EXERCISE INSTRUCTIONS: Locate each line below that includes "Aufrufe" and reproduce it.

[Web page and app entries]
-- Opening Marker --

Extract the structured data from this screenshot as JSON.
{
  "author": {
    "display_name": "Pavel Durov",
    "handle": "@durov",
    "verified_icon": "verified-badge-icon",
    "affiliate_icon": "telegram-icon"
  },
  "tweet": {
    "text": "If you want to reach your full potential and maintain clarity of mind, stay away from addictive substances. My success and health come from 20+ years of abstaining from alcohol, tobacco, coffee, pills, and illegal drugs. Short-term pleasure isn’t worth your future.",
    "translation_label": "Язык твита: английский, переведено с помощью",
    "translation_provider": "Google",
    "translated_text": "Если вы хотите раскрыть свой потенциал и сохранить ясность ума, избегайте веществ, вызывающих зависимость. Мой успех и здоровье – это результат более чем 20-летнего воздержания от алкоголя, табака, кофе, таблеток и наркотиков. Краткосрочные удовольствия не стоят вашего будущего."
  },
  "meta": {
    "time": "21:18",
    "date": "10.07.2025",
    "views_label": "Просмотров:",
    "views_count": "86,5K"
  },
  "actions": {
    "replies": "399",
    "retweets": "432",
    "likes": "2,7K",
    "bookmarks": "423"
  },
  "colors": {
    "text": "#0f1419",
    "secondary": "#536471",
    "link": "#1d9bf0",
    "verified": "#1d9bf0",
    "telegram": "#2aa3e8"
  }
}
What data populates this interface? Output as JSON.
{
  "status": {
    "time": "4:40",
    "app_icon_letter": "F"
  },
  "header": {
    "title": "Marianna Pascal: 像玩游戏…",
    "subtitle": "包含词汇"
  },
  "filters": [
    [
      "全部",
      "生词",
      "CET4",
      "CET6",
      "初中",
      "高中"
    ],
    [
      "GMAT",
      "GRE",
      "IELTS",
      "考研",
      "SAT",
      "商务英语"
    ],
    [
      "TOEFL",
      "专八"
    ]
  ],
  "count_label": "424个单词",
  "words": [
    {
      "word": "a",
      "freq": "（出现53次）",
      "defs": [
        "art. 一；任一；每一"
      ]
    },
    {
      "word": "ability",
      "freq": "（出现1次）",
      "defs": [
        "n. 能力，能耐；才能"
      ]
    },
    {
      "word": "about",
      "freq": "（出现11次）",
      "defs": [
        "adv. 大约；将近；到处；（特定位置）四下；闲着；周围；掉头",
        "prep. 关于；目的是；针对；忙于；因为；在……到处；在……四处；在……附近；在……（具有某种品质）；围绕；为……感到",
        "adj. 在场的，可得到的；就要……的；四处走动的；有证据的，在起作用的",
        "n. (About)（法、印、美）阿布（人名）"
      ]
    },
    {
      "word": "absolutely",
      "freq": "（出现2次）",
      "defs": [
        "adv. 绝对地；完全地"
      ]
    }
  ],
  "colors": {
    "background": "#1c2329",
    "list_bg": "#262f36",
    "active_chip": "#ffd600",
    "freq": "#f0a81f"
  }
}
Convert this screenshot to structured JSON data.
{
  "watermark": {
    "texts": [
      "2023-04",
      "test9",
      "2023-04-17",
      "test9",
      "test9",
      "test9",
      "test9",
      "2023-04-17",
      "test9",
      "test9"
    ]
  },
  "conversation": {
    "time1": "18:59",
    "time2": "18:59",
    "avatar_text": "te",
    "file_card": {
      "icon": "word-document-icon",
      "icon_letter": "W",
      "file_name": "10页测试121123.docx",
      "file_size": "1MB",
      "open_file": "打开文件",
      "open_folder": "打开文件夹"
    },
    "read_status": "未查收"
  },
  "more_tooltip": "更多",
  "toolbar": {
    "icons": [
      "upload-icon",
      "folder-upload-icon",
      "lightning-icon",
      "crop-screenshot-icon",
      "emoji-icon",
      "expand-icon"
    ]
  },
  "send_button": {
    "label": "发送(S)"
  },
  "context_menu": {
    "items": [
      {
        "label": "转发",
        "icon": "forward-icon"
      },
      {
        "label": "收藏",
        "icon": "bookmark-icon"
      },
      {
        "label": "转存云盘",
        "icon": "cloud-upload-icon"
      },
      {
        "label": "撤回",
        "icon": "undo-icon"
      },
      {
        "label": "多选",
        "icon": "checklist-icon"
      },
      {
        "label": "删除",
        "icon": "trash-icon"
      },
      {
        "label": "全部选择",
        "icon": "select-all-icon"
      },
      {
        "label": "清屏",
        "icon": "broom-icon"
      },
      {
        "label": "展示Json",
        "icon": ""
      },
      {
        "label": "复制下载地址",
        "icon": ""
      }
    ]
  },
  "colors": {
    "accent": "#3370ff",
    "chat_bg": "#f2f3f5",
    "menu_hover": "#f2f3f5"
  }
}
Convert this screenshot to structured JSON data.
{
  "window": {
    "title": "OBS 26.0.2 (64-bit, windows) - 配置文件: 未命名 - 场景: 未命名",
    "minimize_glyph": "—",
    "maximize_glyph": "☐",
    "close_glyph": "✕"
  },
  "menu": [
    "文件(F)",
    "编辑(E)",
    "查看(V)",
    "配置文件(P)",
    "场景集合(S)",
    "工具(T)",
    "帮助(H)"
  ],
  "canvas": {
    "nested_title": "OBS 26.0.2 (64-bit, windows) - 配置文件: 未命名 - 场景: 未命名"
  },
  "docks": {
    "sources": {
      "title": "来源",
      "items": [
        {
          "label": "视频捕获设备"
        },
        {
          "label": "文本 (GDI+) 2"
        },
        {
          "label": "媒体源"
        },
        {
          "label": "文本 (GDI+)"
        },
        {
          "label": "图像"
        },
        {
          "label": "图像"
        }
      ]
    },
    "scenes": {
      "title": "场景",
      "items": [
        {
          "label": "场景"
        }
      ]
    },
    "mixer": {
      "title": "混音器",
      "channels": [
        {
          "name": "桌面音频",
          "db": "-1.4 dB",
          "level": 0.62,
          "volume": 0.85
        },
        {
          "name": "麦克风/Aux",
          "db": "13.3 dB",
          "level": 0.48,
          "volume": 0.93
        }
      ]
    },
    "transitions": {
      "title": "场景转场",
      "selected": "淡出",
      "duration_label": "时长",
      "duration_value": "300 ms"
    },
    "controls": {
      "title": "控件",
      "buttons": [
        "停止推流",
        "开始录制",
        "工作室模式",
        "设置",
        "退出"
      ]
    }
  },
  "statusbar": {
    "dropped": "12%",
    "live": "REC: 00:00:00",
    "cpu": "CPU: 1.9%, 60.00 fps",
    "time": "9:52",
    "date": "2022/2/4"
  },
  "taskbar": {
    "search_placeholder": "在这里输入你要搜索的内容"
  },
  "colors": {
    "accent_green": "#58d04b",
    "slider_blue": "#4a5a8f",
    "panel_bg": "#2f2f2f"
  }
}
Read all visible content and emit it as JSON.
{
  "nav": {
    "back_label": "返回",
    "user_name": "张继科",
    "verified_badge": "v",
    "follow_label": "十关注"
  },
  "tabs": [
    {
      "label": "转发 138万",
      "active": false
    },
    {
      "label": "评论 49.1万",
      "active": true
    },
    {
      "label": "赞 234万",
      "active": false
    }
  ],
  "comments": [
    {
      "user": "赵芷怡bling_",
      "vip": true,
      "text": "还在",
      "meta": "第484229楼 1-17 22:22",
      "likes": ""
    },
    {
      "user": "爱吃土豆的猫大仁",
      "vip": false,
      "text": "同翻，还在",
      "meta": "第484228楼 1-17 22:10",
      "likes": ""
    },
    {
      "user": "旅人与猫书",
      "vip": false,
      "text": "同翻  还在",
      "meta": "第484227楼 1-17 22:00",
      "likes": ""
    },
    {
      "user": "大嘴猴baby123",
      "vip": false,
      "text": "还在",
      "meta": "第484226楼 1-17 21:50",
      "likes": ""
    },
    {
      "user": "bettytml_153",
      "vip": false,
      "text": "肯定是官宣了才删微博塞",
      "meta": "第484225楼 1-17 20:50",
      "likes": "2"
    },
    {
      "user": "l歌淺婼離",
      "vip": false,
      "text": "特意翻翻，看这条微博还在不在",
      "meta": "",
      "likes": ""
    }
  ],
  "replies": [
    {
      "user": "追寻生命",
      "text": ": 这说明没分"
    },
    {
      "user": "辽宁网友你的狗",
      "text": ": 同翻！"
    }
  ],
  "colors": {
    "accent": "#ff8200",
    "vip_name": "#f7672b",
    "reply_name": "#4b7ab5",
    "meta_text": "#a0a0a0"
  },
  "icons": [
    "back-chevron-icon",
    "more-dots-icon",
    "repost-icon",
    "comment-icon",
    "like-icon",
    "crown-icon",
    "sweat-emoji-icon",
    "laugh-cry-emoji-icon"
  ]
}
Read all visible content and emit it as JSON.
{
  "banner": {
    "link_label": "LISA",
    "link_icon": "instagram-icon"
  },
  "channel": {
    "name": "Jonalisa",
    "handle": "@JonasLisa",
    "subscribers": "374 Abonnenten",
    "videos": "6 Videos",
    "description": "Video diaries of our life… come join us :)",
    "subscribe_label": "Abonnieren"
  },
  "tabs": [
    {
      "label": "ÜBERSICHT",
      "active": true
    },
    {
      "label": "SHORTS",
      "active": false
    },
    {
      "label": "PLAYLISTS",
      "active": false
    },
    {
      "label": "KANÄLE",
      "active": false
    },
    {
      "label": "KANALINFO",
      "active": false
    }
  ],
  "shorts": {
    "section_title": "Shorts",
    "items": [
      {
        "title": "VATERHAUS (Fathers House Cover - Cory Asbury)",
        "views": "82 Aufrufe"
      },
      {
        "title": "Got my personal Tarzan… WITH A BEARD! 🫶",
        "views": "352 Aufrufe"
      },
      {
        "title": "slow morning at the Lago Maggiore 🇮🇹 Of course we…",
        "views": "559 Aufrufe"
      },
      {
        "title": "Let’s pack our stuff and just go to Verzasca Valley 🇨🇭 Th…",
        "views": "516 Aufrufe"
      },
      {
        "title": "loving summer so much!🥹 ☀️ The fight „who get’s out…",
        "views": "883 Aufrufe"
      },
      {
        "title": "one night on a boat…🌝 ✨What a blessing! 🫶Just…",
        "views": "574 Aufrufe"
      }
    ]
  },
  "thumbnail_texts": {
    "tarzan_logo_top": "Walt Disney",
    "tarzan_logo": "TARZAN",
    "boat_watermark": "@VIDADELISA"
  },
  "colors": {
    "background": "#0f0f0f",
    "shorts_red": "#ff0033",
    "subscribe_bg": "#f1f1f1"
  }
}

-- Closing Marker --

EXERCISE RESULT:
        "views": "82 Aufrufe"
        "views": "352 Aufrufe"
        "views": "559 Aufrufe"
        "views": "516 Aufrufe"
        "views": "883 Aufrufe"
        "views": "574 Aufrufe"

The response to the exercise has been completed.